▶ **YOUR INSTRUCTIONS**: The records that follow must be repeated exactly, except for their pictures.

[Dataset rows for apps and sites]
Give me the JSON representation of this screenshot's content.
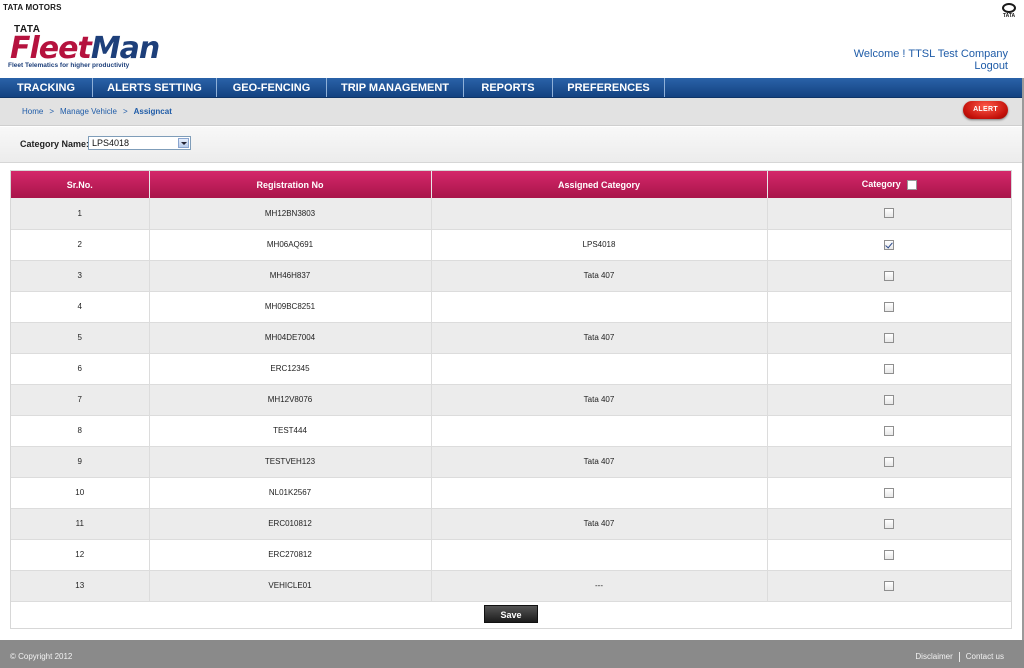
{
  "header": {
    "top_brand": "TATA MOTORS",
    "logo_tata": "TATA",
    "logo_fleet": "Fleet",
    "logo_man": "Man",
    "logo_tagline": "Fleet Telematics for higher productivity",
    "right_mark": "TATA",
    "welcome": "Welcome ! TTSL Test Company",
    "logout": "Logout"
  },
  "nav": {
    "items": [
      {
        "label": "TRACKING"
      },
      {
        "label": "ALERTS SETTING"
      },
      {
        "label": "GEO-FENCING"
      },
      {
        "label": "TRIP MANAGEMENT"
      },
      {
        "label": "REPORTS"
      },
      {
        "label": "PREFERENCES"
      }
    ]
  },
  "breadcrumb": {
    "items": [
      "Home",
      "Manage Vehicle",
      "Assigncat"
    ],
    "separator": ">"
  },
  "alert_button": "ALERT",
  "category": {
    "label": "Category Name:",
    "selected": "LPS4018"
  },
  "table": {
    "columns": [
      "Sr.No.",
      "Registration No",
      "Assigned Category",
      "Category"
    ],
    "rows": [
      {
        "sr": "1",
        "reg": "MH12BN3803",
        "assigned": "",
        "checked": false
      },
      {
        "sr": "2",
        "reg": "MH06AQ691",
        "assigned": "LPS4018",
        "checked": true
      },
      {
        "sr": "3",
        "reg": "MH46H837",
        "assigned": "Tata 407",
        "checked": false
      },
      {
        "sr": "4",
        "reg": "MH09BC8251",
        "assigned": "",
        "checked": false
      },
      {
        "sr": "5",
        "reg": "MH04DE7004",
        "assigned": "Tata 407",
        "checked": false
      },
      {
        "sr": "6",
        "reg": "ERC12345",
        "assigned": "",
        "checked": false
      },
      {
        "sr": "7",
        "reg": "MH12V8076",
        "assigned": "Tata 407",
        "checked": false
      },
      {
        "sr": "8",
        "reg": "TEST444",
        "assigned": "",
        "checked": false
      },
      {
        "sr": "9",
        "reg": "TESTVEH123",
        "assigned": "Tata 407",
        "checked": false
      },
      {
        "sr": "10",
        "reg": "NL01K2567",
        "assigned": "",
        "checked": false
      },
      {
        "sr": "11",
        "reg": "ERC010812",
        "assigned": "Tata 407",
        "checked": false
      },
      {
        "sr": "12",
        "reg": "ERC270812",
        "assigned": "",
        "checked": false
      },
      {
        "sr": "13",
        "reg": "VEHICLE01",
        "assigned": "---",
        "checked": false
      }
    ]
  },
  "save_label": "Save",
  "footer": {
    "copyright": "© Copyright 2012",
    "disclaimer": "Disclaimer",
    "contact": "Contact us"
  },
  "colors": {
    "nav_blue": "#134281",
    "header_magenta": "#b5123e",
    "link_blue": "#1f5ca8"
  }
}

▶ **WRITTEN ANSWER**:
Give me the JSON representation of this screenshot's content.
{
  "header": {
    "top_brand": "TATA MOTORS",
    "logo_tata": "TATA",
    "logo_fleet": "Fleet",
    "logo_man": "Man",
    "logo_tagline": "Fleet Telematics for higher productivity",
    "right_mark": "TATA",
    "welcome": "Welcome ! TTSL Test Company",
    "logout": "Logout"
  },
  "nav": {
    "items": [
      {
        "label": "TRACKING"
      },
      {
        "label": "ALERTS SETTING"
      },
      {
        "label": "GEO-FENCING"
      },
      {
        "label": "TRIP MANAGEMENT"
      },
      {
        "label": "REPORTS"
      },
      {
        "label": "PREFERENCES"
      }
    ]
  },
  "breadcrumb": {
    "items": [
      "Home",
      "Manage Vehicle",
      "Assigncat"
    ],
    "separator": ">"
  },
  "alert_button": "ALERT",
  "category": {
    "label": "Category Name:",
    "selected": "LPS4018"
  },
  "table": {
    "columns": [
      "Sr.No.",
      "Registration No",
      "Assigned Category",
      "Category"
    ],
    "rows": [
      {
        "sr": "1",
        "reg": "MH12BN3803",
        "assigned": "",
        "checked": false
      },
      {
        "sr": "2",
        "reg": "MH06AQ691",
        "assigned": "LPS4018",
        "checked": true
      },
      {
        "sr": "3",
        "reg": "MH46H837",
        "assigned": "Tata 407",
        "checked": false
      },
      {
        "sr": "4",
        "reg": "MH09BC8251",
        "assigned": "",
        "checked": false
      },
      {
        "sr": "5",
        "reg": "MH04DE7004",
        "assigned": "Tata 407",
        "checked": false
      },
      {
        "sr": "6",
        "reg": "ERC12345",
        "assigned": "",
        "checked": false
      },
      {
        "sr": "7",
        "reg": "MH12V8076",
        "assigned": "Tata 407",
        "checked": false
      },
      {
        "sr": "8",
        "reg": "TEST444",
        "assigned": "",
        "checked": false
      },
      {
        "sr": "9",
        "reg": "TESTVEH123",
        "assigned": "Tata 407",
        "checked": false
      },
      {
        "sr": "10",
        "reg": "NL01K2567",
        "assigned": "",
        "checked": false
      },
      {
        "sr": "11",
        "reg": "ERC010812",
        "assigned": "Tata 407",
        "checked": false
      },
      {
        "sr": "12",
        "reg": "ERC270812",
        "assigned": "",
        "checked": false
      },
      {
        "sr": "13",
        "reg": "VEHICLE01",
        "assigned": "---",
        "checked": false
      }
    ]
  },
  "save_label": "Save",
  "footer": {
    "copyright": "© Copyright 2012",
    "disclaimer": "Disclaimer",
    "contact": "Contact us"
  },
  "colors": {
    "nav_blue": "#134281",
    "header_magenta": "#b5123e",
    "link_blue": "#1f5ca8"
  }
}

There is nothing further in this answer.